[Excerpts from a dataset]
--
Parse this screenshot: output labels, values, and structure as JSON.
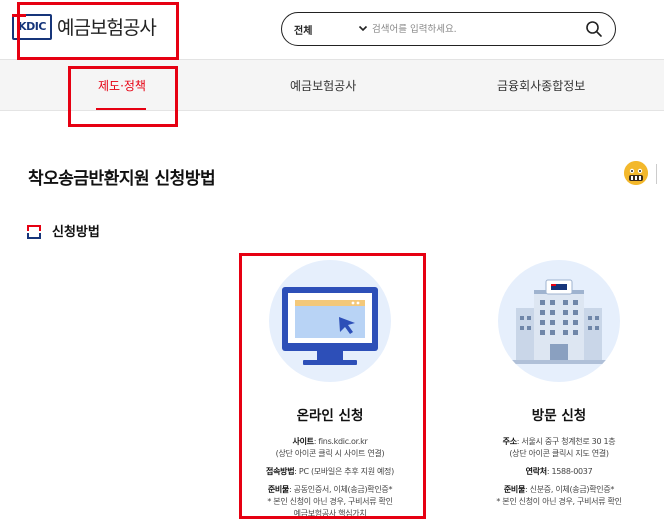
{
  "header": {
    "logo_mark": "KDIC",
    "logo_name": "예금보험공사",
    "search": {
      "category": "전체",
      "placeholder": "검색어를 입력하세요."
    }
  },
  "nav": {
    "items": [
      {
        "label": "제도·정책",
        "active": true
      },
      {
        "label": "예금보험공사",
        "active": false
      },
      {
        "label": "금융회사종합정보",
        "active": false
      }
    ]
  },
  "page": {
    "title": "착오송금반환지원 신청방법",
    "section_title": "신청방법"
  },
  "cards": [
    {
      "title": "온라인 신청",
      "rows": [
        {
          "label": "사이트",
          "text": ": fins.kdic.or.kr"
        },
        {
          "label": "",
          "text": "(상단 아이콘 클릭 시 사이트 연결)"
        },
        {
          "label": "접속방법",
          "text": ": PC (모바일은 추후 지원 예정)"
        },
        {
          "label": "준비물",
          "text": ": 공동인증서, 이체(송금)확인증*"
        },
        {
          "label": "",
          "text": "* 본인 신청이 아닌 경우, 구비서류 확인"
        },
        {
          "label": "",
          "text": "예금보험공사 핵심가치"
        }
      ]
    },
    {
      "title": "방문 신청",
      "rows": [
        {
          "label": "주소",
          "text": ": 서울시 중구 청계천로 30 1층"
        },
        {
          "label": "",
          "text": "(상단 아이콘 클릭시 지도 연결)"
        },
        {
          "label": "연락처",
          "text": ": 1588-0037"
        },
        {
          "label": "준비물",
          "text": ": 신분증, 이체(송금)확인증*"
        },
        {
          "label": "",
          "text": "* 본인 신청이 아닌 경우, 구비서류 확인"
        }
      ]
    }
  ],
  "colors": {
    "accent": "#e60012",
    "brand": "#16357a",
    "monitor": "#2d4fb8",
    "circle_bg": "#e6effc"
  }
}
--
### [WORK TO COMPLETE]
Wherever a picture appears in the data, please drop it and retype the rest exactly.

### [EXERCISE SOLUTION]
Parse this screenshot: output labels, values, and structure as JSON.
{
  "header": {
    "logo_mark": "KDIC",
    "logo_name": "예금보험공사",
    "search": {
      "category": "전체",
      "placeholder": "검색어를 입력하세요."
    }
  },
  "nav": {
    "items": [
      {
        "label": "제도·정책",
        "active": true
      },
      {
        "label": "예금보험공사",
        "active": false
      },
      {
        "label": "금융회사종합정보",
        "active": false
      }
    ]
  },
  "page": {
    "title": "착오송금반환지원 신청방법",
    "section_title": "신청방법"
  },
  "cards": [
    {
      "title": "온라인 신청",
      "rows": [
        {
          "label": "사이트",
          "text": ": fins.kdic.or.kr"
        },
        {
          "label": "",
          "text": "(상단 아이콘 클릭 시 사이트 연결)"
        },
        {
          "label": "접속방법",
          "text": ": PC (모바일은 추후 지원 예정)"
        },
        {
          "label": "준비물",
          "text": ": 공동인증서, 이체(송금)확인증*"
        },
        {
          "label": "",
          "text": "* 본인 신청이 아닌 경우, 구비서류 확인"
        },
        {
          "label": "",
          "text": "예금보험공사 핵심가치"
        }
      ]
    },
    {
      "title": "방문 신청",
      "rows": [
        {
          "label": "주소",
          "text": ": 서울시 중구 청계천로 30 1층"
        },
        {
          "label": "",
          "text": "(상단 아이콘 클릭시 지도 연결)"
        },
        {
          "label": "연락처",
          "text": ": 1588-0037"
        },
        {
          "label": "준비물",
          "text": ": 신분증, 이체(송금)확인증*"
        },
        {
          "label": "",
          "text": "* 본인 신청이 아닌 경우, 구비서류 확인"
        }
      ]
    }
  ],
  "colors": {
    "accent": "#e60012",
    "brand": "#16357a",
    "monitor": "#2d4fb8",
    "circle_bg": "#e6effc"
  }
}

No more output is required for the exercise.